• **EXERCISE OBJECTIVE**
Pick each line that has "information" out of the records.

• **AVAILABLE DATA**
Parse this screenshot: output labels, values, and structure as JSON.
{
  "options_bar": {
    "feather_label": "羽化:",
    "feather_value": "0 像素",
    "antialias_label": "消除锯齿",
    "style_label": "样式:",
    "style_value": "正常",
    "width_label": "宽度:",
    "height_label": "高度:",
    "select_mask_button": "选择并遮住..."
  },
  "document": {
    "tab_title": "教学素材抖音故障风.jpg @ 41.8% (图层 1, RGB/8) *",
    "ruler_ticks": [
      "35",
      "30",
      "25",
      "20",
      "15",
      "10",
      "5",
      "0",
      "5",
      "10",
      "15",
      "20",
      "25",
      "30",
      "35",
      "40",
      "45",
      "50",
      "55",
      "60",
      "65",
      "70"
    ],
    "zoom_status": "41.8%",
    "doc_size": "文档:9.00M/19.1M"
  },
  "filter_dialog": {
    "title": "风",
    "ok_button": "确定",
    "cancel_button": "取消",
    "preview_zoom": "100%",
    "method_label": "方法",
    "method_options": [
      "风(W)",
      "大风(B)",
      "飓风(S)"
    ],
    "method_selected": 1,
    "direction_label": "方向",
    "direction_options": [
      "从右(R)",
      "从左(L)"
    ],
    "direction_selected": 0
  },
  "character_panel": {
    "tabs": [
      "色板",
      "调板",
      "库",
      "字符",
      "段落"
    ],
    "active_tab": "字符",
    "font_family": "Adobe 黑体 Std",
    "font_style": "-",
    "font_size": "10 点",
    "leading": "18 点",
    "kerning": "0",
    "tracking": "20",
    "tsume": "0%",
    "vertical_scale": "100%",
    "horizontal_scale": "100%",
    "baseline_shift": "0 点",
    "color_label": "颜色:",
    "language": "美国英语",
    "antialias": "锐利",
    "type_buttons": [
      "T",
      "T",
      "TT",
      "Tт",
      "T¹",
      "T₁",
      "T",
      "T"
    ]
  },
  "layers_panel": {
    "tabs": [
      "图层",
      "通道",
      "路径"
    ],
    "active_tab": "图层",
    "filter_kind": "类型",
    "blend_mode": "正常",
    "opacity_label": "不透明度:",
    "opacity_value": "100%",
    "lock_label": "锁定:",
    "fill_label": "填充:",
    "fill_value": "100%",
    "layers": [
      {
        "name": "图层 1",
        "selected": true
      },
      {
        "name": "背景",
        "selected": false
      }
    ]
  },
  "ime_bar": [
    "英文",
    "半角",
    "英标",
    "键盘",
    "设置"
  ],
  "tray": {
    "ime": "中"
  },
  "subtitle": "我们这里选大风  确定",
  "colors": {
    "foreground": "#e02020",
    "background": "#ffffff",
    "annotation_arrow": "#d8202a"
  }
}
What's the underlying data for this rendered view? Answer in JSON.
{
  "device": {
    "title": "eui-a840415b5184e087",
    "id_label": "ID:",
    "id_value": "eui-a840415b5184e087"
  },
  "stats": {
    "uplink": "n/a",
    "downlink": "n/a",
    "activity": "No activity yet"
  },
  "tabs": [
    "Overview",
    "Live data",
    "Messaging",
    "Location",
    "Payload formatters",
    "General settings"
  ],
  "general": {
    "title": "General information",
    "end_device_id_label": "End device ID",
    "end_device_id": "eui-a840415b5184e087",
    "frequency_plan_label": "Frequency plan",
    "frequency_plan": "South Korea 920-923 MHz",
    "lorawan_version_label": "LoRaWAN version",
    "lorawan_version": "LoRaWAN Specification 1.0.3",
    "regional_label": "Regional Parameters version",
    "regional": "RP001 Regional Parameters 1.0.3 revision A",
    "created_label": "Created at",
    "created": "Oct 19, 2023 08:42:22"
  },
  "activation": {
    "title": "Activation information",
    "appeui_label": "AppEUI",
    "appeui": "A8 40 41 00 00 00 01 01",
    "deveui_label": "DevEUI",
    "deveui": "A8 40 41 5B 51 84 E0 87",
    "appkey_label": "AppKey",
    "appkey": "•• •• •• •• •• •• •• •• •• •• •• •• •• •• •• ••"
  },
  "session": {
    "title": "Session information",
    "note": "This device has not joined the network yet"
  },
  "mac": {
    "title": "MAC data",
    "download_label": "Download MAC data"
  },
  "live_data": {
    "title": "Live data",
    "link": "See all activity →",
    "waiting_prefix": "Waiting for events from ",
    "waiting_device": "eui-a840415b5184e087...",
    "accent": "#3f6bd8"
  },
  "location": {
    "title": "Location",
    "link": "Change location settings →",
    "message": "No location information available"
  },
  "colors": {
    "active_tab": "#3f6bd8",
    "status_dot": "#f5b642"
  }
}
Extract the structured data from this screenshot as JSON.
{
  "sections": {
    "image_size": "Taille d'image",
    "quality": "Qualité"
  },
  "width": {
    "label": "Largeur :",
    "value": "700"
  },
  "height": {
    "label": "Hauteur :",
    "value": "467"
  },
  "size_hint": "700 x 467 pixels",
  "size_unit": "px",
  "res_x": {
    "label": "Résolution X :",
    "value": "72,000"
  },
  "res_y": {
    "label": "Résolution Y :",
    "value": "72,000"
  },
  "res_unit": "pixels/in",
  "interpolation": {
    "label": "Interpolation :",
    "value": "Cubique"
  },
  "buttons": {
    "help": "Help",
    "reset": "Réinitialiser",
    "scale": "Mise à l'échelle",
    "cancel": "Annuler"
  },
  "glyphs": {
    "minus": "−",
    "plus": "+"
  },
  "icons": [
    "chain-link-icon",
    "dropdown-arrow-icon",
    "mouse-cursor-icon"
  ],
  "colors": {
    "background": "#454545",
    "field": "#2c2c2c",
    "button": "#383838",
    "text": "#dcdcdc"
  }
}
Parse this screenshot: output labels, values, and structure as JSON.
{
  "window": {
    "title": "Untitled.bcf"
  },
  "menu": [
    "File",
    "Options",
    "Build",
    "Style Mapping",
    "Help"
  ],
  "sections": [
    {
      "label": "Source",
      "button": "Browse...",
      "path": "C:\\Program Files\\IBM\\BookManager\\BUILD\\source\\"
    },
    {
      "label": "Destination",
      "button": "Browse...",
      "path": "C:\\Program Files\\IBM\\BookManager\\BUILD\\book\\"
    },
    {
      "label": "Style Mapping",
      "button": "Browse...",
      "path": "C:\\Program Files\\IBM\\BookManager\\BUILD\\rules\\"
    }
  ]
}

• **RESPONSE FOR THIS EXERCISE**
    "title": "General information",
    "title": "Activation information",
    "title": "Session information",
    "message": "No location information available"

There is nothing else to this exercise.